The input:
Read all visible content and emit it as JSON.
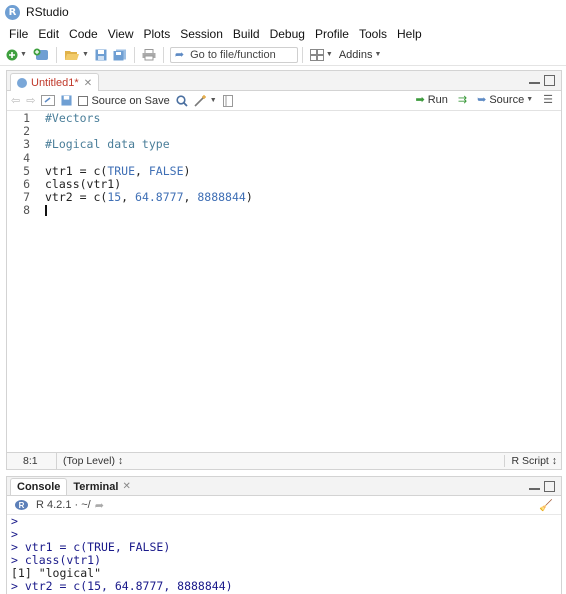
{
  "window": {
    "title": "RStudio",
    "logo_letter": "R"
  },
  "menu": [
    "File",
    "Edit",
    "Code",
    "View",
    "Plots",
    "Session",
    "Build",
    "Debug",
    "Profile",
    "Tools",
    "Help"
  ],
  "toolbar": {
    "goto_placeholder": "Go to file/function",
    "addins_label": "Addins"
  },
  "editor": {
    "tab_label": "Untitled1*",
    "source_on_save_label": "Source on Save",
    "run_label": "Run",
    "source_label": "Source",
    "lines": [
      {
        "num": "1",
        "text": "#Vectors"
      },
      {
        "num": "2",
        "text": ""
      },
      {
        "num": "3",
        "text": "#Logical data type"
      },
      {
        "num": "4",
        "text": ""
      },
      {
        "num": "5",
        "text": "vtr1 = c(TRUE, FALSE)"
      },
      {
        "num": "6",
        "text": "class(vtr1)"
      },
      {
        "num": "7",
        "text": "vtr2 = c(15, 64.8777, 8888844)"
      },
      {
        "num": "8",
        "text": ""
      }
    ],
    "status": {
      "position": "8:1",
      "scope": "(Top Level) ↕",
      "file_type": "R Script ↕"
    }
  },
  "console": {
    "tabs": [
      {
        "label": "Console"
      },
      {
        "label": "Terminal"
      }
    ],
    "r_version": "R 4.2.1 · ~/",
    "lines": [
      {
        "text": ">",
        "kind": "prompt"
      },
      {
        "text": ">",
        "kind": "prompt"
      },
      {
        "text": "> vtr1 = c(TRUE, FALSE)",
        "kind": "prompt"
      },
      {
        "text": "> class(vtr1)",
        "kind": "prompt"
      },
      {
        "text": "[1] \"logical\"",
        "kind": "output"
      },
      {
        "text": "> vtr2 = c(15, 64.8777, 8888844)",
        "kind": "prompt"
      }
    ]
  },
  "colors": {
    "comment": "#4a7e99",
    "keyword": "#3f6fb5",
    "console_input": "#1a1a8a",
    "tab_modified": "#c0392b"
  }
}
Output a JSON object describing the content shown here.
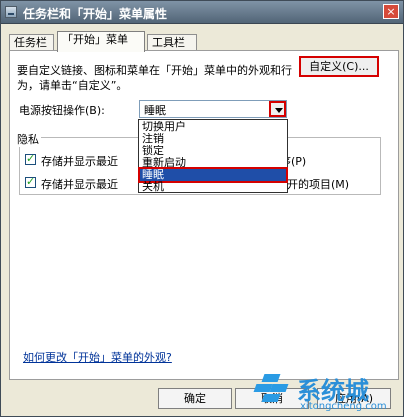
{
  "window": {
    "title": "任务栏和「开始」菜单属性",
    "close_symbol": "×"
  },
  "tabs": [
    {
      "label": "任务栏"
    },
    {
      "label": "「开始」菜单"
    },
    {
      "label": "工具栏"
    }
  ],
  "start_menu": {
    "description": "要自定义链接、图标和菜单在「开始」菜单中的外观和行为，请单击“自定义”。",
    "customize_button": "自定义(C)...",
    "power_label": "电源按钮操作(B):",
    "power_value": "睡眠",
    "power_options": [
      "切换用户",
      "注销",
      "锁定",
      "重新启动",
      "睡眠",
      "关机"
    ],
    "selected_option": "睡眠",
    "privacy_title": "隐私",
    "privacy_items": [
      {
        "label": "存储并显示最近",
        "tail": "序(P)"
      },
      {
        "label": "存储并显示最近",
        "tail": "开的项目(M)"
      }
    ],
    "help_link": "如何更改「开始」菜单的外观?"
  },
  "footer": {
    "ok": "确定",
    "cancel": "取消",
    "apply": "应用(A)"
  },
  "watermark": {
    "name": "系统城",
    "url": "xitongcheng.com"
  },
  "colors": {
    "highlight": "#d50000",
    "selection": "#1f4ea8",
    "link": "#003399"
  }
}
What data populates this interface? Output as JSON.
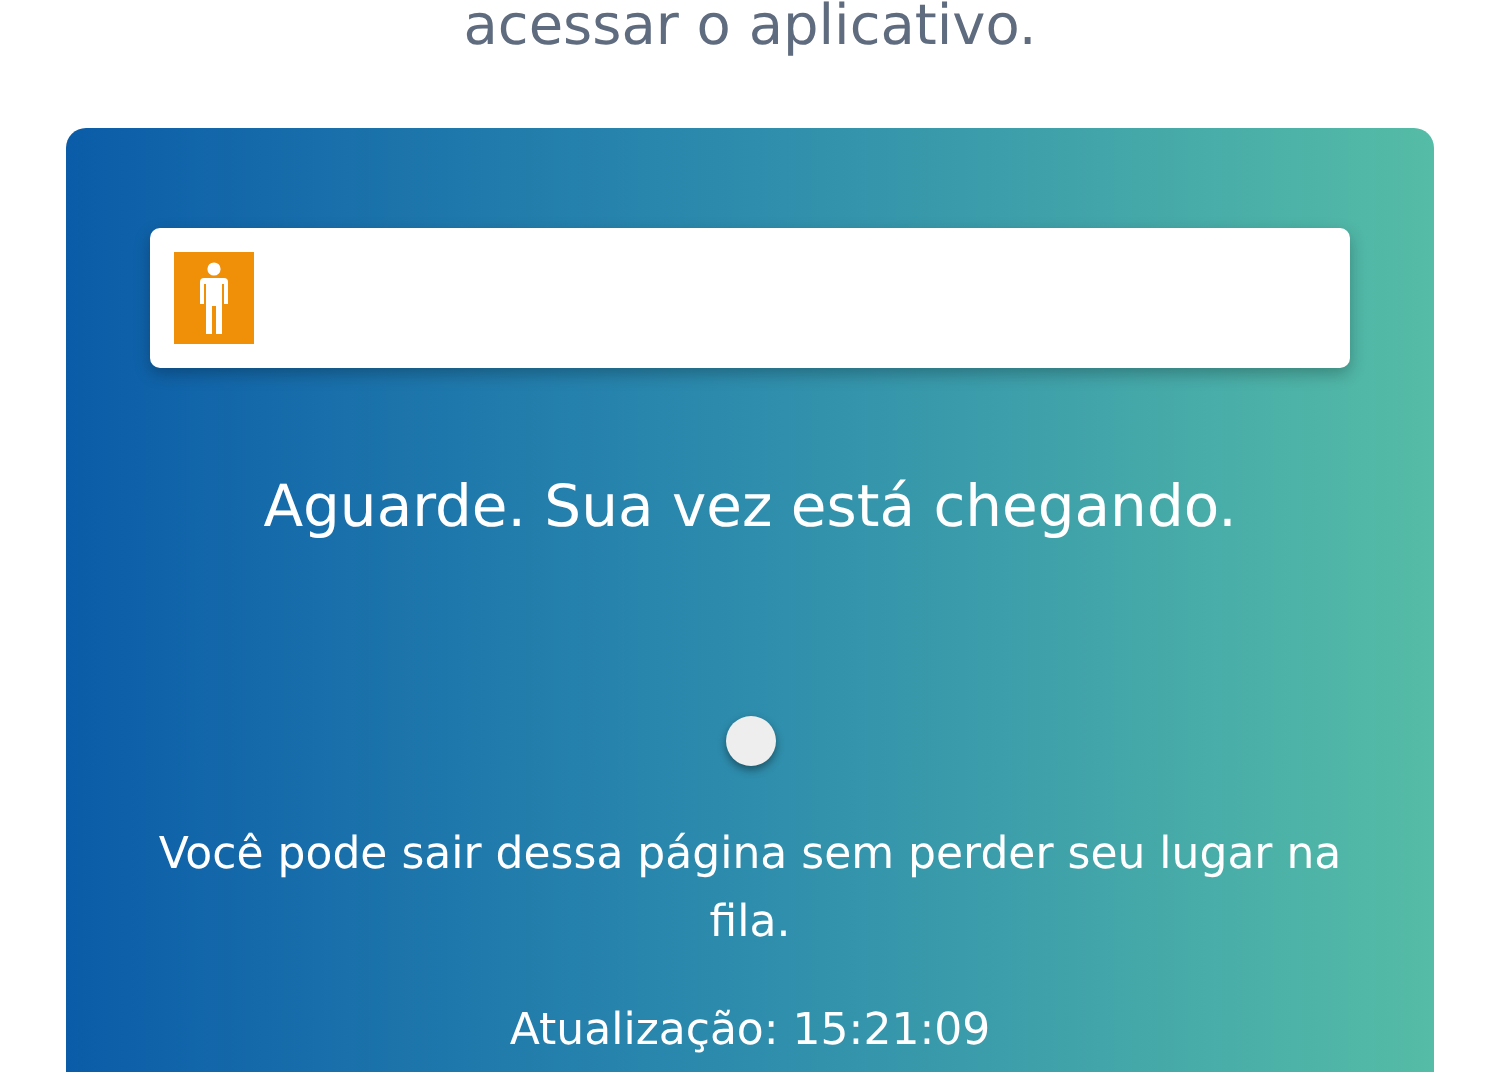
{
  "heading": "acessar o aplicativo.",
  "queue": {
    "progress": {
      "level": 0.07
    },
    "status": "Aguarde. Sua vez está chegando.",
    "notice": "Você pode sair dessa página sem perder seu lugar na fila.",
    "updated": "Atualização: 15:21:09"
  }
}
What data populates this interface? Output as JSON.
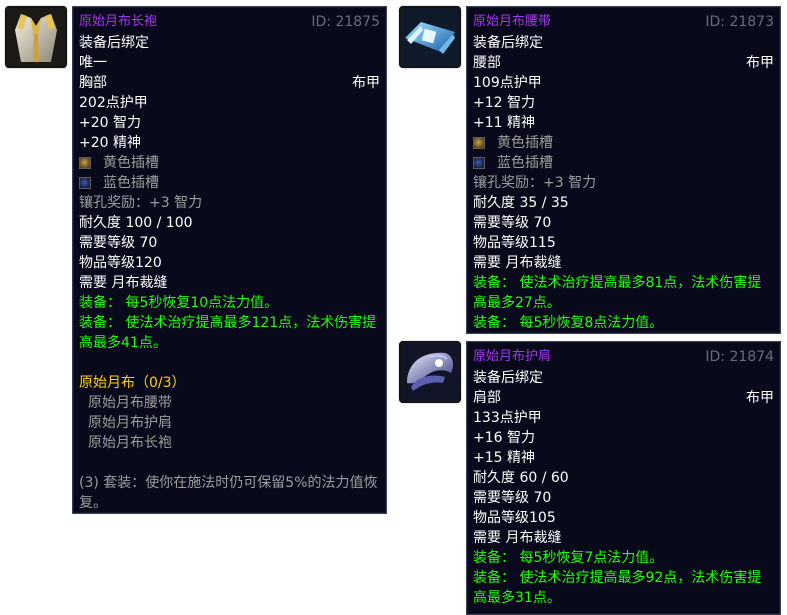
{
  "tooltips": {
    "robe": {
      "name": "原始月布长袍",
      "id_text": "ID: 21875",
      "bind": "装备后绑定",
      "unique": "唯一",
      "slot": "胸部",
      "armor_type": "布甲",
      "armor": "202点护甲",
      "stat1": "+20 智力",
      "stat2": "+20 精神",
      "socket1": "黄色插槽",
      "socket2": "蓝色插槽",
      "socket_bonus": "镶孔奖励：+3 智力",
      "durability": "耐久度 100 / 100",
      "req_level": "需要等级 70",
      "item_level": "物品等级120",
      "req_skill": "需要 月布裁缝",
      "equip1": "装备： 每5秒恢复10点法力值。",
      "equip2": "装备： 使法术治疗提高最多121点，法术伤害提高最多41点。",
      "set_name": "原始月布（0/3）",
      "set_items": [
        "原始月布腰带",
        "原始月布护肩",
        "原始月布长袍"
      ],
      "set_bonus": "(3) 套装：使你在施法时仍可保留5%的法力值恢复。"
    },
    "belt": {
      "name": "原始月布腰带",
      "id_text": "ID: 21873",
      "bind": "装备后绑定",
      "slot": "腰部",
      "armor_type": "布甲",
      "armor": "109点护甲",
      "stat1": "+12 智力",
      "stat2": "+11 精神",
      "socket1": "黄色插槽",
      "socket2": "蓝色插槽",
      "socket_bonus": "镶孔奖励：+3 智力",
      "durability": "耐久度 35 / 35",
      "req_level": "需要等级 70",
      "item_level": "物品等级115",
      "req_skill": "需要 月布裁缝",
      "equip1": "装备： 使法术治疗提高最多81点，法术伤害提高最多27点。",
      "equip2": "装备： 每5秒恢复8点法力值。"
    },
    "shoulders": {
      "name": "原始月布护肩",
      "id_text": "ID: 21874",
      "bind": "装备后绑定",
      "slot": "肩部",
      "armor_type": "布甲",
      "armor": "133点护甲",
      "stat1": "+16 智力",
      "stat2": "+15 精神",
      "durability": "耐久度 60 / 60",
      "req_level": "需要等级 70",
      "item_level": "物品等级105",
      "req_skill": "需要 月布裁缝",
      "equip1": "装备： 每5秒恢复7点法力值。",
      "equip2": "装备： 使法术治疗提高最多92点，法术伤害提高最多31点。"
    }
  },
  "icons": {
    "robe": "robe-chest-icon",
    "belt": "belt-icon",
    "shoulders": "shoulder-icon"
  },
  "colors": {
    "epic_name": "#a335ee",
    "equip_green": "#1eff00",
    "set_gold": "#ffd100",
    "gray": "#9d9d9d",
    "tooltip_bg": "#080a1c"
  }
}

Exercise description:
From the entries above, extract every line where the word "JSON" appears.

Output below:
Read all visible content and emit it as JSON.
Output a JSON object describing the content shown here.
What data populates this interface? Output as JSON.
What data populates this interface? Output as JSON.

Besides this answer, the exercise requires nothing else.